Former Trump chief of staff Mark Meadows has a book coming out about his experiences in the Trump White House -- and members of the House Select Committee investigating the January 6th Capitol riots think that it blows up his claims of executive privilege.
Politico reports that members of the committee believe that Meadows's book will make it difficult for him to maintain his stance that all of his conversations with former President Donald Trump fall under executive privilege.
"It's… very possible that by discussing the events of Jan. 6 in his book, if he does that, he's waiving any claim of privilege," Rep. Adam Schiff (D-CA) told Politico. "So, it'd be very difficult for him to maintain ‘I can't speak about events to you, but I can speak about them in my book.'"
Mark Rozell, a George Mason University professor and expert on executive privilege, shared Schiff's assessment that Meadows's book could hinder his ability to claim blanket executive privilege.
"Executive privilege covers information vital to the national interest to protect, as well as the privacy of some internal White House deliberations," he said. "If the same information is made public, there can be no valid claim to a right to withhold it from Congress."
Rozell added that "it is hard to imagine a stronger measure of contempt for Congress' authority than to refuse to cooperate with an investigation but being willing to present the requested information in the public domain to sell books."
A federal judge in Michigan on Thursday ordered former president Donald Trump's "Kraken" lawyers — including Sidney Powell and L. Lin Wood — to pay more than $175,000 in sanctions for filing a conspiracy theory-laden lawsuit seeking to overturn the state's 2020 election results.
"This lawsuit represents a historic and profound abuse of the judicial process," U.S. District Judge Linda V. Parker wrote when she initially approved the sanctions in August.
Parker ordered Trump's attorneys to pay legal costs incurred by Democratic Gov. Gretchen Whitmer, Secretary of State Jocelyn Benson, and the city of Detroit in defending against their lawsuit, which alleged that an international cabal worked to steal the election away from the former president.
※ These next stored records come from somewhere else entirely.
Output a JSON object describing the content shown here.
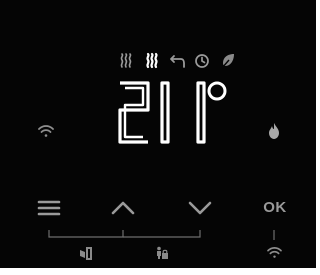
{
  "display": {
    "temperature_value": "21",
    "temperature_unit": "°"
  },
  "status_icons": [
    "heating-wave-icon",
    "heating-wave-bold-icon",
    "arrow-return-icon",
    "clock-icon",
    "leaf-icon"
  ],
  "side_indicators": {
    "left": "wifi-icon",
    "right": "flame-icon"
  },
  "buttons": {
    "ok_label": "OK",
    "menu": "menu-icon",
    "up": "chevron-up-icon",
    "down": "chevron-down-icon"
  },
  "combo_hints": [
    "window-open-icon",
    "child-lock-icon",
    "wifi-pairing-icon"
  ],
  "colors": {
    "background": "#050505",
    "display": "#ffffff",
    "controls": "#9a9a9a",
    "dim": "#8e8e8e"
  }
}
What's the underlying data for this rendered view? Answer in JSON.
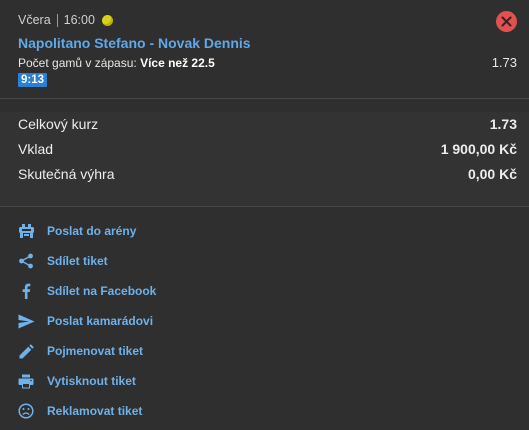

Parker gave the defendants 14 days to submit their time and expense records, but Trump's attorneys later challenged the city's requested amount of $182,192.
In her decision Thursday, Parker lowered the city's amount by roughly $29,000, to $153,285.62. Trump's lawyers did not challenge the amount of $21,964.75 submitted by Whitmer and Benson, meaning they'll have to pay a total of $175,250.37 in sanctions.
In her decision, Parker noted that many of Trump's lawyers "seek donations from the public to fund lawsuits like this one," adding that they "have the ability to pay this sanction."
In addition to Powell and Wood, the other Trump lawyers involved in the lawsuit were Howard Kleinhendler, Gregory Rohl, Stefanie Lynn Junttila, Emily Newman, Julia Z. Haller, Brandon Johnson, and Scott Hagerstrom.
The attorneys are "jointly and severally" liable for the sanctions, meaning that while each is on the hook for the full amount, the total to be paid is $175,250.37, regardless of who forks over the money.
Read Parker's full decision here.
'Unconscionable': Trump administration whistleblower thrashes former president for hiding COVID result
Dr. Rick Bright, a immunologist who blew the whistle on the Trump administration's mishandling of the COVID-19 pandemic, told CNN's Jake Tapper that he was horrified to learn that former President Donald Trump covered up a positive COVID-19 test last fall.
Tapper asked Bright about the claims made by former Trump chief of staff Mark Meadows, who revealed Trump tested positive just days before his first debate with President Joe Biden.
Bright responded that he wasn't surprised by the "chaos" that was a routine part of the Trump White House, but he added that knowingly covering up a positive COVID test result took things to a new level.
"I would say if anyone, especially the President of the United States, knowingly went in and put people at risk -- Gold Star families, other people at the debates, etc. -- at risk knowing that he could potentially be positive... that is absolutely unconscionable and extremely concerning."
Former Trump official Alyssa Farah similarly blasted her one-time boss this week for hiding his positive test.
"This demonstrates a flagrant lack of regard for public health and for the well-being of others," she told CNN on Wednesday. "At this time in the White House, I had staffers who were pregnant. I had one who is a multi-time cancer survivor. Plenty of people in the West Wing over 65. We could have killed one of our colleagues and instead they decided to not tell anyone, putting every one of us at risk."
Watch the video below.
Trump administration whistleblower thrashes former president for hiding COVID result www.youtube.com